With the analytical ultracentrifuge, the sample being spun is observable through an optical detection system that allows the operator to observe the sample concentration in real time during the experiment. With modern instrumentation, these observations are electronically stored and computerized and can be analyzed after the fact. Two kinds of experiments are commonly performed on these instruments, sedimentation velocity experiments and sedimentation equilibrium experiments.

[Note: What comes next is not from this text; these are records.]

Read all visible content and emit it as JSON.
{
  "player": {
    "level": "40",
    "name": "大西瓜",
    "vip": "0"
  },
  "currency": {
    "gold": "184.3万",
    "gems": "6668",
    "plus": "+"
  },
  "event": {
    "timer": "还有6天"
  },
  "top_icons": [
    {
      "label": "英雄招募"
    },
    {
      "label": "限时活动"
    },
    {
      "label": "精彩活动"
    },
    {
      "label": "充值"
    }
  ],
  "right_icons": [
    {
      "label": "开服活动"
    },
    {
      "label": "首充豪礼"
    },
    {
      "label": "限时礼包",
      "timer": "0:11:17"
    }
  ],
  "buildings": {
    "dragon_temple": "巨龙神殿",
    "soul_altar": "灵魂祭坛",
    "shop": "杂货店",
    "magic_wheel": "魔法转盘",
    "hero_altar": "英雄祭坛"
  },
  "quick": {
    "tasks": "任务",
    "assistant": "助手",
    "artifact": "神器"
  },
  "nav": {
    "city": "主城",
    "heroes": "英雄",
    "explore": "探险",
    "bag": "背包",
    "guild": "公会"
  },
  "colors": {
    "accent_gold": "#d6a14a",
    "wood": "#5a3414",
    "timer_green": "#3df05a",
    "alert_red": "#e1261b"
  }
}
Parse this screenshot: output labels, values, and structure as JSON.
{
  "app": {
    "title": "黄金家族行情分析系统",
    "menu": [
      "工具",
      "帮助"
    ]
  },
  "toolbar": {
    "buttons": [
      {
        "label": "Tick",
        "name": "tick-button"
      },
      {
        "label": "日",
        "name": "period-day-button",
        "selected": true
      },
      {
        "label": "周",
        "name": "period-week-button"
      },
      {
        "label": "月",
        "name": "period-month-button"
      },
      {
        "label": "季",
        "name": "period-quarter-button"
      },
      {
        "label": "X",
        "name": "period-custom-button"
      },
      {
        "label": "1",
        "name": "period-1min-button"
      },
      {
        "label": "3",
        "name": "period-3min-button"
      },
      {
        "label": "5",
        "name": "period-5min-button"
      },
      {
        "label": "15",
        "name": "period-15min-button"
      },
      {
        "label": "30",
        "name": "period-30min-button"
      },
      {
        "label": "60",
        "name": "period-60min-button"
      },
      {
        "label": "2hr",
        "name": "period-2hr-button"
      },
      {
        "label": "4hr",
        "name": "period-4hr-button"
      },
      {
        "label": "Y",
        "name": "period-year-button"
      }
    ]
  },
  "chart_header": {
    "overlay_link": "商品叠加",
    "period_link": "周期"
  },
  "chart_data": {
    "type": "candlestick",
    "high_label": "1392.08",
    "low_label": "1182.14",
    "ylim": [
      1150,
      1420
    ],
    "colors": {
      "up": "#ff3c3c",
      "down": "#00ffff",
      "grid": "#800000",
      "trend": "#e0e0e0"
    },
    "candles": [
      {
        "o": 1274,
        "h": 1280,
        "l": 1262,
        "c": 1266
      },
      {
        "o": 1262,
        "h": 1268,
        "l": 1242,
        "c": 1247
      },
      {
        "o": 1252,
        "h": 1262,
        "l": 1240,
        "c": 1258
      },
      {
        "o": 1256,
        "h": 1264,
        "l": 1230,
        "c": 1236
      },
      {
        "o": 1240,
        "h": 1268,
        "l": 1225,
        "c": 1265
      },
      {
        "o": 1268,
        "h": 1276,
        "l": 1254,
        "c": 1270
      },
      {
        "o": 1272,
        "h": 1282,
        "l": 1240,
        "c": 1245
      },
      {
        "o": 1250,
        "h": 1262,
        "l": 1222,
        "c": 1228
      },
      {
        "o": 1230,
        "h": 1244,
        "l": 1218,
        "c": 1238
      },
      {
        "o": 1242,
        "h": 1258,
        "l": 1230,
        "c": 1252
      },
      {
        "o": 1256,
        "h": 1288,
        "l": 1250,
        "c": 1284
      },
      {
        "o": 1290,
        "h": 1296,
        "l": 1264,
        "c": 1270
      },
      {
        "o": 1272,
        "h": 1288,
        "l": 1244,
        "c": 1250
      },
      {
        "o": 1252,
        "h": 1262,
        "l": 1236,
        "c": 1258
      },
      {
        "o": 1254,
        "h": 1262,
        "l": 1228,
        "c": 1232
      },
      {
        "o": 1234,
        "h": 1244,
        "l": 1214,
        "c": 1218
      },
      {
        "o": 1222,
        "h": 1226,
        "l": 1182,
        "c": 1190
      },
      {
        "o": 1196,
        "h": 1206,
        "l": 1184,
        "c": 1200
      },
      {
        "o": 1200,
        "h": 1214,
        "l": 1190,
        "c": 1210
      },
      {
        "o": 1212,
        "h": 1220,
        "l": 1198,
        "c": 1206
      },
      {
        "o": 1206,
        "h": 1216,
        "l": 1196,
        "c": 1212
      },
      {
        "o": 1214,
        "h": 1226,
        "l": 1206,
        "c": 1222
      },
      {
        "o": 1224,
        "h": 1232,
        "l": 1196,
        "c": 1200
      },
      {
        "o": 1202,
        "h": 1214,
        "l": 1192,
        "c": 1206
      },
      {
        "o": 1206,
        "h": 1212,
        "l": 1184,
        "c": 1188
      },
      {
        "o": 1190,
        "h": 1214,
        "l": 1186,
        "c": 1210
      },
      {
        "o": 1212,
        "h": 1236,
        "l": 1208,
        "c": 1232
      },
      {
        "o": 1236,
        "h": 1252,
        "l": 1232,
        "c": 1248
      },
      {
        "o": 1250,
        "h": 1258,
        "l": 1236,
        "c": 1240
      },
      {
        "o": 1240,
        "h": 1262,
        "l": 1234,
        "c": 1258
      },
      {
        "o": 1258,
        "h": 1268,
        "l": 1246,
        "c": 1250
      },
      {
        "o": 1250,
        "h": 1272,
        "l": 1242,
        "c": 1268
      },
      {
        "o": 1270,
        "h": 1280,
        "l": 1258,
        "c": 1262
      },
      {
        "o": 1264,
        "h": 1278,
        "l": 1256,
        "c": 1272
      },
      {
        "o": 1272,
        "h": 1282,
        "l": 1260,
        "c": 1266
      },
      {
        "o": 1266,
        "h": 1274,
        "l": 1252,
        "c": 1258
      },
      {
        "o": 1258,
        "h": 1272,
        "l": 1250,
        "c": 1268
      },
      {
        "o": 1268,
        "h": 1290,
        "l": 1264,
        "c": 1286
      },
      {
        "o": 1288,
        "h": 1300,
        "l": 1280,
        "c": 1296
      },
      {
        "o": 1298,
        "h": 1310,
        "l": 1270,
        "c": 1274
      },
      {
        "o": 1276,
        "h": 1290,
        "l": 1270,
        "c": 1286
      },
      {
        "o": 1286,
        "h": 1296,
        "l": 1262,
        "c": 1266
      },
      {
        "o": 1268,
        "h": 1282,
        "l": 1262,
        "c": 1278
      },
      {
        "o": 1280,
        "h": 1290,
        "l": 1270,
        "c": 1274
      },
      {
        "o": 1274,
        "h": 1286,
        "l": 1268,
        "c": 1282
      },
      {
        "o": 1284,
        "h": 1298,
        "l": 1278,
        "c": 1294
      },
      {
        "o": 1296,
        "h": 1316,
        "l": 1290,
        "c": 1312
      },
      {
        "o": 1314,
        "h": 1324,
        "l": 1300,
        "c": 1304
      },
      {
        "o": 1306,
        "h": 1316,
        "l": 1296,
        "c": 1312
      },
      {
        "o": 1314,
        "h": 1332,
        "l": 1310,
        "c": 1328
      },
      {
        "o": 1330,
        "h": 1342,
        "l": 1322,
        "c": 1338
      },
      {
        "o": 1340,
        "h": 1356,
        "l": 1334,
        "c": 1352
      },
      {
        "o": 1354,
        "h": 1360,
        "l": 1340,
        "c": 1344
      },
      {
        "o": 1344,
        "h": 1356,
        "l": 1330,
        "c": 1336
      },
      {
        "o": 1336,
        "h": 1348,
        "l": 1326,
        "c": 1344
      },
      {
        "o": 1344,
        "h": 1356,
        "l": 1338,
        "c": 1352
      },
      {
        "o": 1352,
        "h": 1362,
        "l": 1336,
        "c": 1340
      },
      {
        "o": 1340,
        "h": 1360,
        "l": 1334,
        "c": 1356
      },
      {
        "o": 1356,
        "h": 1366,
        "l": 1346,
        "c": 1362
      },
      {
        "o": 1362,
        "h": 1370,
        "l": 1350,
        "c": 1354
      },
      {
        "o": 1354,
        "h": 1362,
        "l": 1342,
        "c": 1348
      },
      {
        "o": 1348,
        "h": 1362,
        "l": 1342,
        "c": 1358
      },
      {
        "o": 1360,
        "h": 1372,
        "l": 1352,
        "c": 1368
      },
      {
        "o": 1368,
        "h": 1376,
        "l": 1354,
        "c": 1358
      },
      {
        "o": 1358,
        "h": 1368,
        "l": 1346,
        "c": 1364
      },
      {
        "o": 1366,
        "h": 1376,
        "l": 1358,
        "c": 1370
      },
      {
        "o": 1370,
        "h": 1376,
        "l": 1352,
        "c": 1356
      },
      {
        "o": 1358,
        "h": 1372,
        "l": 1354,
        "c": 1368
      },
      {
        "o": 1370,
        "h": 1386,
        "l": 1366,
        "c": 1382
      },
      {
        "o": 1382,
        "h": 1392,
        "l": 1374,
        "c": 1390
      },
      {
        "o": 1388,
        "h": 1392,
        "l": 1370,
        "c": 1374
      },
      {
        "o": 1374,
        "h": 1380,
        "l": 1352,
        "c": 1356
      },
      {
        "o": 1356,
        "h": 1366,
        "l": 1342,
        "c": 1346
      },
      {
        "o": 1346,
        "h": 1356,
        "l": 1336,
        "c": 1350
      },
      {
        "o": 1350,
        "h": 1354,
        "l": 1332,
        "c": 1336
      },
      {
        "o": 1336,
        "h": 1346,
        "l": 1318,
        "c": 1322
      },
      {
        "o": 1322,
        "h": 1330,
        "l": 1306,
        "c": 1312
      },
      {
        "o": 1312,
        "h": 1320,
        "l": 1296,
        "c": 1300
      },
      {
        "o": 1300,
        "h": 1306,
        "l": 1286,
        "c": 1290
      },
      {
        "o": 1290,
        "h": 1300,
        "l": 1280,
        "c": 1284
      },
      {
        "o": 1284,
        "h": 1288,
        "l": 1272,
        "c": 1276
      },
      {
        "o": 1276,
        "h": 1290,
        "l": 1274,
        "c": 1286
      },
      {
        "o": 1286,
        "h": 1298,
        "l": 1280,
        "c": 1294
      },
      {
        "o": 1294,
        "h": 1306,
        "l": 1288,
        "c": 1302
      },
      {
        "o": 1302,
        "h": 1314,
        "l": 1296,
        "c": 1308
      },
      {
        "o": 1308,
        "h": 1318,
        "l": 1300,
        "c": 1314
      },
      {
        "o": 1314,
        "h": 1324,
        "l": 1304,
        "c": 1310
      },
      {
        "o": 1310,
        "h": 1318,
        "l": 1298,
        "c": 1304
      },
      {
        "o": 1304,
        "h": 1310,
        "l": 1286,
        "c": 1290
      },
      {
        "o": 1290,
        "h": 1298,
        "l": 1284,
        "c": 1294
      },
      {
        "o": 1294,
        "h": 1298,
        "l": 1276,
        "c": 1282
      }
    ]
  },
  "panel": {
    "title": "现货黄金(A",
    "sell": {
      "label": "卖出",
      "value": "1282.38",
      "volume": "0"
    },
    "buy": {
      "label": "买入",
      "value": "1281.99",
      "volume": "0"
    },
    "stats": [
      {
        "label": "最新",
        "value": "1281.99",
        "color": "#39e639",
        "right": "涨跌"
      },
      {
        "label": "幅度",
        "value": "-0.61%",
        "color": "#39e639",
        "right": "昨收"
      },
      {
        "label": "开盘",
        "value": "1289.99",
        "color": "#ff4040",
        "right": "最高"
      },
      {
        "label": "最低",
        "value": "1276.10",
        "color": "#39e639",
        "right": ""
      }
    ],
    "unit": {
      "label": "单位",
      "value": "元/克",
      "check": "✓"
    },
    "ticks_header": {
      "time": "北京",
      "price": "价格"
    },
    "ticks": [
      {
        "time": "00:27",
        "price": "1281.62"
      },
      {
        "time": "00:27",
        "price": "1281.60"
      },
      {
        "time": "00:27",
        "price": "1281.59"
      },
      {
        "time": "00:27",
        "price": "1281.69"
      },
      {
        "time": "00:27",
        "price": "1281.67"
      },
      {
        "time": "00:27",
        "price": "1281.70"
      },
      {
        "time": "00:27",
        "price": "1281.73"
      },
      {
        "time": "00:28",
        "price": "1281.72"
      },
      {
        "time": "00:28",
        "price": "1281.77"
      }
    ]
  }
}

The first are sensitive to both the shape and molecular weight of the sample being studied, whereas the second are insensitive to the shape, but are sensitive to the molecular weight of the sample being studied.
The kinds of information that can be discerned from a good analytical ultracentrifuge include the shape of macromolecules, the conformational changes in macromolecules, subunit stoichiometry of macromolecules, approximate molecular weights, and equilibrium constantss for self associating systems.